The problem
Report how many lines in the data include the string "JSON", and add nothing else.

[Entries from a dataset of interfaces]
■ ■ ■ ■

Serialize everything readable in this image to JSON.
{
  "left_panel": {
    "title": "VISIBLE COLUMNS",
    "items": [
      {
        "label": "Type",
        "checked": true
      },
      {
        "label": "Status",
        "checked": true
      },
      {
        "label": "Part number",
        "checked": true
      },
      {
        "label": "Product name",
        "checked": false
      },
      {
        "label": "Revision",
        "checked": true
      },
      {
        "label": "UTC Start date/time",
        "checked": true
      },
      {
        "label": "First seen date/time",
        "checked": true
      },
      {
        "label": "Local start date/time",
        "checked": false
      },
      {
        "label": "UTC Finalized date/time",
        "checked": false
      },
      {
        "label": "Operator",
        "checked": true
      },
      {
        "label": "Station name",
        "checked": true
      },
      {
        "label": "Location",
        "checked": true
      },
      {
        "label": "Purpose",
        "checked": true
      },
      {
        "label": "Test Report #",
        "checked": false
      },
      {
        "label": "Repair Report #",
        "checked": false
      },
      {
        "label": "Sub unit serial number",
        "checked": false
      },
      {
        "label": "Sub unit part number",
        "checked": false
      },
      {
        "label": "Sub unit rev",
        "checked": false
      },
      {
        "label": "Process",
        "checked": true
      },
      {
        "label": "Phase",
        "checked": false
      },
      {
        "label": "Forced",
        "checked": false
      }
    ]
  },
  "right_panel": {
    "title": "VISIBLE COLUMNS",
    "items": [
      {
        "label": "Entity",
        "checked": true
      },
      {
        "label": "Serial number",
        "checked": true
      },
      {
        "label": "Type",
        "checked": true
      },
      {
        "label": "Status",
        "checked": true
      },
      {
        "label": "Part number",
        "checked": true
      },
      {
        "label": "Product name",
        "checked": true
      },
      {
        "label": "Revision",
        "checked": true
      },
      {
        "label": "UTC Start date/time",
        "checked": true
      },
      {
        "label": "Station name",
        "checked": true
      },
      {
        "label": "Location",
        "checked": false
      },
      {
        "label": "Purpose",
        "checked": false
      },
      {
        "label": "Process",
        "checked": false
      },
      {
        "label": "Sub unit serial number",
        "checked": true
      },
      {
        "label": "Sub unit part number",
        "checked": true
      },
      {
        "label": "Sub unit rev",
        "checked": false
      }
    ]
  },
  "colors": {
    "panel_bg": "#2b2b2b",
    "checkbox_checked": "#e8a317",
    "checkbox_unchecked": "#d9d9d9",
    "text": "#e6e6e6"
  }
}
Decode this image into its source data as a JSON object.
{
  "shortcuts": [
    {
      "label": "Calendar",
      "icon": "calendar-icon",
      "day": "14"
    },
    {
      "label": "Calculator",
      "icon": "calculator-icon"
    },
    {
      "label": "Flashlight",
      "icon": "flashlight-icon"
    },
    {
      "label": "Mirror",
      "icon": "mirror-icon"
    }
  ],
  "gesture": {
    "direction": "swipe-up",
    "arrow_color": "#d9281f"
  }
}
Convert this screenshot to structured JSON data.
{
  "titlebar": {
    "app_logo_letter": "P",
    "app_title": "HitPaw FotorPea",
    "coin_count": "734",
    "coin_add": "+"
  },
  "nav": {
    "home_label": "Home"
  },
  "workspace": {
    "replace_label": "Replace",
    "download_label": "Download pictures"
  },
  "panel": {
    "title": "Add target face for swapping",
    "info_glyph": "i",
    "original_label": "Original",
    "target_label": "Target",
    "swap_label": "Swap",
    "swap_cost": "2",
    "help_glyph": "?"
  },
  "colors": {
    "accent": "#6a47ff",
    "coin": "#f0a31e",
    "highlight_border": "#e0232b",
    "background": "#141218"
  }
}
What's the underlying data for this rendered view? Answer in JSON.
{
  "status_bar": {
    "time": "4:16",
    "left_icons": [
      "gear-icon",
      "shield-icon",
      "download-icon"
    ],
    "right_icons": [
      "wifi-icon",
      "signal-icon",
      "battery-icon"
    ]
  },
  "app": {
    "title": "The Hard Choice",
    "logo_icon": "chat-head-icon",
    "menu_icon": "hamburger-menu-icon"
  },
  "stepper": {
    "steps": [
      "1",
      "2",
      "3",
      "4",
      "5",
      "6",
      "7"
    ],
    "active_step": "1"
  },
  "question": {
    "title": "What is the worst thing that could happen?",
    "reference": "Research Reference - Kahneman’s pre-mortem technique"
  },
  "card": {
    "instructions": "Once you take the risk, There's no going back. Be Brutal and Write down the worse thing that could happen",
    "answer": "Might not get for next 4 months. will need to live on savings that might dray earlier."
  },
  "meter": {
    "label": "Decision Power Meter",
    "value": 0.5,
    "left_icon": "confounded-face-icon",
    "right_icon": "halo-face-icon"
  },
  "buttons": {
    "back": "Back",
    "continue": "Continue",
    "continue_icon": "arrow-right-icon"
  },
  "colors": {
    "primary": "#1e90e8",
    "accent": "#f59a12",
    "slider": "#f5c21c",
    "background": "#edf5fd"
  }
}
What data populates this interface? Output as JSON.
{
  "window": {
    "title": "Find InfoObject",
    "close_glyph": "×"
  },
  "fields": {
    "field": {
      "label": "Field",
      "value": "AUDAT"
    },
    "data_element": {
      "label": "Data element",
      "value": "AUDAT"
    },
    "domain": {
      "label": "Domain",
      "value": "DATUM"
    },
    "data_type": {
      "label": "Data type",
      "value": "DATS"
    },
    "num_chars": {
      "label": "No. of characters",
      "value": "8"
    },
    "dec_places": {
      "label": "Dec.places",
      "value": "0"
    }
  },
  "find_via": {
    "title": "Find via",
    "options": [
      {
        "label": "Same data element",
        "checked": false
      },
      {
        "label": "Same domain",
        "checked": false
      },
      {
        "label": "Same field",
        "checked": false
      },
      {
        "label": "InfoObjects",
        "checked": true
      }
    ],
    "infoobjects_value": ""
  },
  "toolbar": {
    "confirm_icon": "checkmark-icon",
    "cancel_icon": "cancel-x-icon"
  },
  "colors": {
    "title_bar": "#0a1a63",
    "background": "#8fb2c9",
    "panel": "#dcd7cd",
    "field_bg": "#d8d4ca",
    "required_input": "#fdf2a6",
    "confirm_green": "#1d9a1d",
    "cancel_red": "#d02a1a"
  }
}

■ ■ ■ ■

Solution to this problem
5